EXTRACTED INFORMATION: Begin

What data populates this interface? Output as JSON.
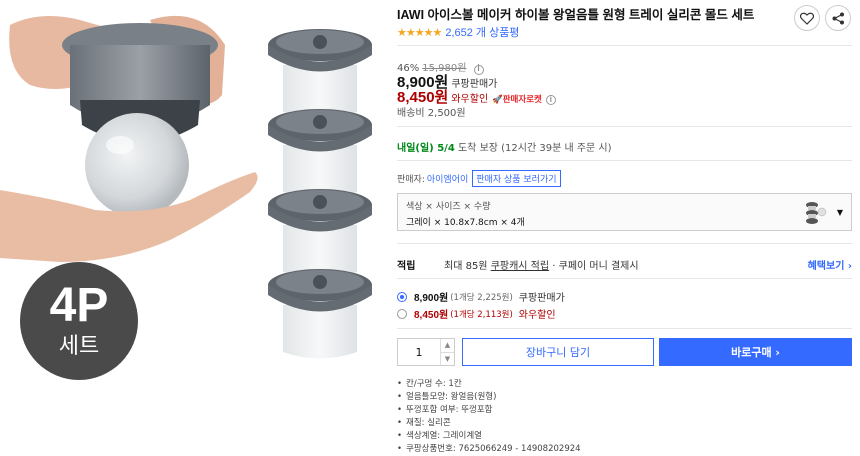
{
  "gallery": {
    "badge_big": "4P",
    "badge_small": "세트"
  },
  "product": {
    "title": "IAWI 아이스볼 메이커 하이볼 왕얼음틀 원형 트레이 실리콘 몰드 세트",
    "rating_stars": "★★★★★",
    "rating_value": 4.5,
    "review_count": "2,652 개 상품평"
  },
  "price": {
    "discount_rate": "46%",
    "original": "15,980원",
    "coupang_price": "8,900원",
    "coupang_label": "쿠팡판매가",
    "wow_price": "8,450원",
    "wow_label": "와우할인",
    "rocket_label": "🚀판매자로켓",
    "shipping": "배송비 2,500원"
  },
  "delivery": {
    "when": "내일(일) 5/4",
    "rest": "도착 보장 (12시간 39분 내 주문 시)"
  },
  "seller": {
    "label": "판매자:",
    "name": "아이엠어이",
    "link": "판매자 상품 보러가기"
  },
  "option": {
    "labels": "색상 × 사이즈 × 수량",
    "values": "그레이 × 10.8x7.8cm × 4개"
  },
  "reward": {
    "label": "적립",
    "text_a": "최대 85원 ",
    "text_b": "쿠팡캐시 적립",
    "text_c": " · 쿠페이 머니 결제시",
    "more": "혜택보기 ›"
  },
  "purchase_options": [
    {
      "price": "8,900원",
      "unit": "(1개당 2,225원)",
      "tag": "쿠팡판매가",
      "selected": true
    },
    {
      "price": "8,450원",
      "unit": "(1개당 2,113원)",
      "tag": "와우할인",
      "selected": false
    }
  ],
  "actions": {
    "quantity": "1",
    "cart": "장바구니 담기",
    "buy": "바로구매 ›"
  },
  "specs": [
    "칸/구멍 수: 1칸",
    "얼음틀모양: 왕얼음(원형)",
    "뚜껑포함 여부: 뚜껑포함",
    "재질: 실리콘",
    "색상계열: 그레이계열",
    "쿠팡상품번호: 7625066249 - 14908202924"
  ],
  "colors": {
    "accent": "#346aff",
    "sale_red": "#ae0000",
    "star": "#f5a623",
    "delivery_green": "#00891a"
  }
}
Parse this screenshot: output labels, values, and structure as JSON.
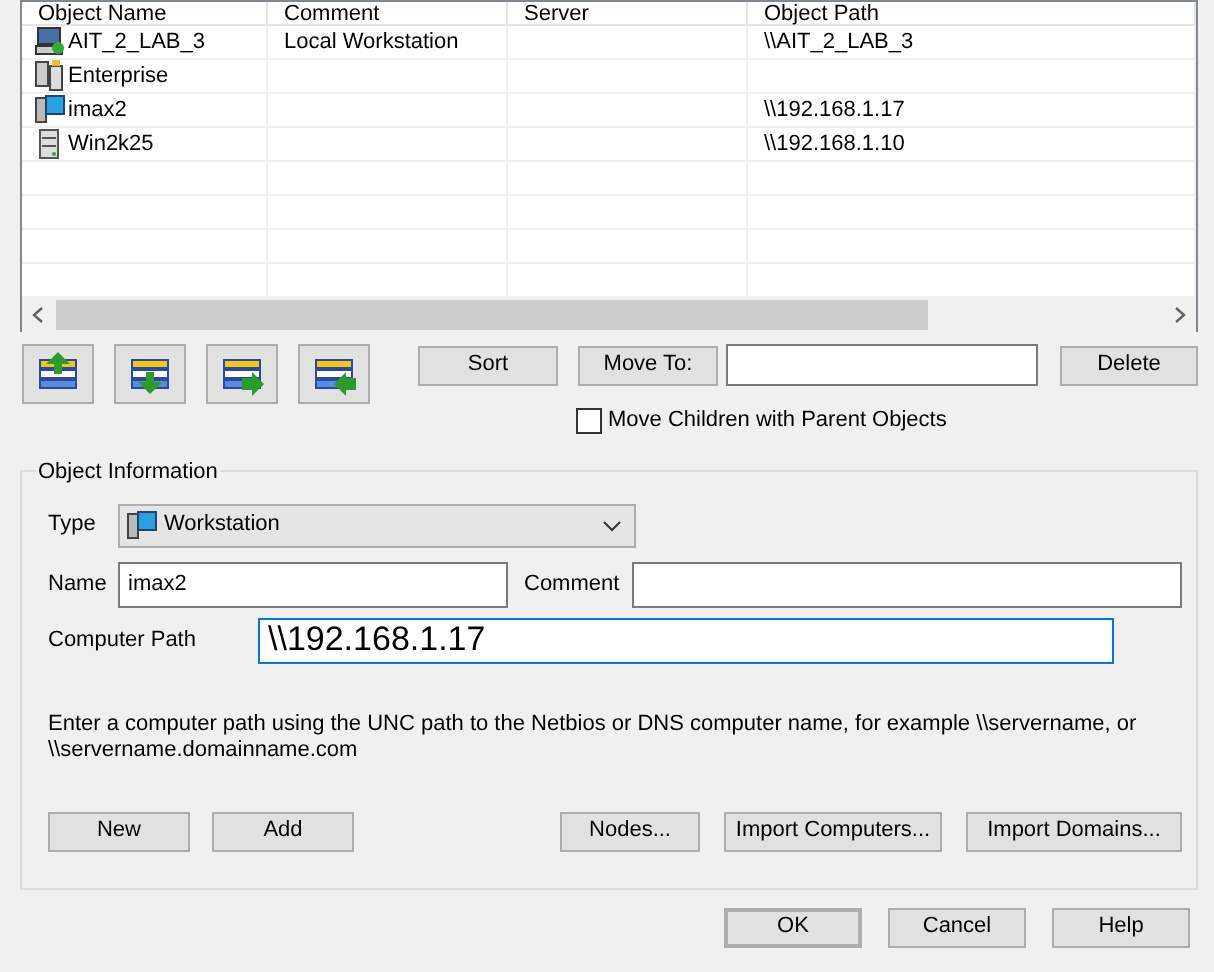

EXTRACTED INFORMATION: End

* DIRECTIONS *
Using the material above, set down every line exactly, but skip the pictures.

* SOLUTION TO THIS TASK *
What data populates this interface? Output as JSON.
{
  "gallery": {
    "badge_big": "4P",
    "badge_small": "세트"
  },
  "product": {
    "title": "IAWI 아이스볼 메이커 하이볼 왕얼음틀 원형 트레이 실리콘 몰드 세트",
    "rating_stars": "★★★★★",
    "rating_value": 4.5,
    "review_count": "2,652 개 상품평"
  },
  "price": {
    "discount_rate": "46%",
    "original": "15,980원",
    "coupang_price": "8,900원",
    "coupang_label": "쿠팡판매가",
    "wow_price": "8,450원",
    "wow_label": "와우할인",
    "rocket_label": "🚀판매자로켓",
    "shipping": "배송비 2,500원"
  },
  "delivery": {
    "when": "내일(일) 5/4",
    "rest": "도착 보장 (12시간 39분 내 주문 시)"
  },
  "seller": {
    "label": "판매자:",
    "name": "아이엠어이",
    "link": "판매자 상품 보러가기"
  },
  "option": {
    "labels": "색상 × 사이즈 × 수량",
    "values": "그레이 × 10.8x7.8cm × 4개"
  },
  "reward": {
    "label": "적립",
    "text_a": "최대 85원 ",
    "text_b": "쿠팡캐시 적립",
    "text_c": " · 쿠페이 머니 결제시",
    "more": "혜택보기 ›"
  },
  "purchase_options": [
    {
      "price": "8,900원",
      "unit": "(1개당 2,225원)",
      "tag": "쿠팡판매가",
      "selected": true
    },
    {
      "price": "8,450원",
      "unit": "(1개당 2,113원)",
      "tag": "와우할인",
      "selected": false
    }
  ],
  "actions": {
    "quantity": "1",
    "cart": "장바구니 담기",
    "buy": "바로구매 ›"
  },
  "specs": [
    "칸/구멍 수: 1칸",
    "얼음틀모양: 왕얼음(원형)",
    "뚜껑포함 여부: 뚜껑포함",
    "재질: 실리콘",
    "색상계열: 그레이계열",
    "쿠팡상품번호: 7625066249 - 14908202924"
  ],
  "colors": {
    "accent": "#346aff",
    "sale_red": "#ae0000",
    "star": "#f5a623",
    "delivery_green": "#00891a"
  }
}
Parse this screenshot: output labels, values, and structure as JSON.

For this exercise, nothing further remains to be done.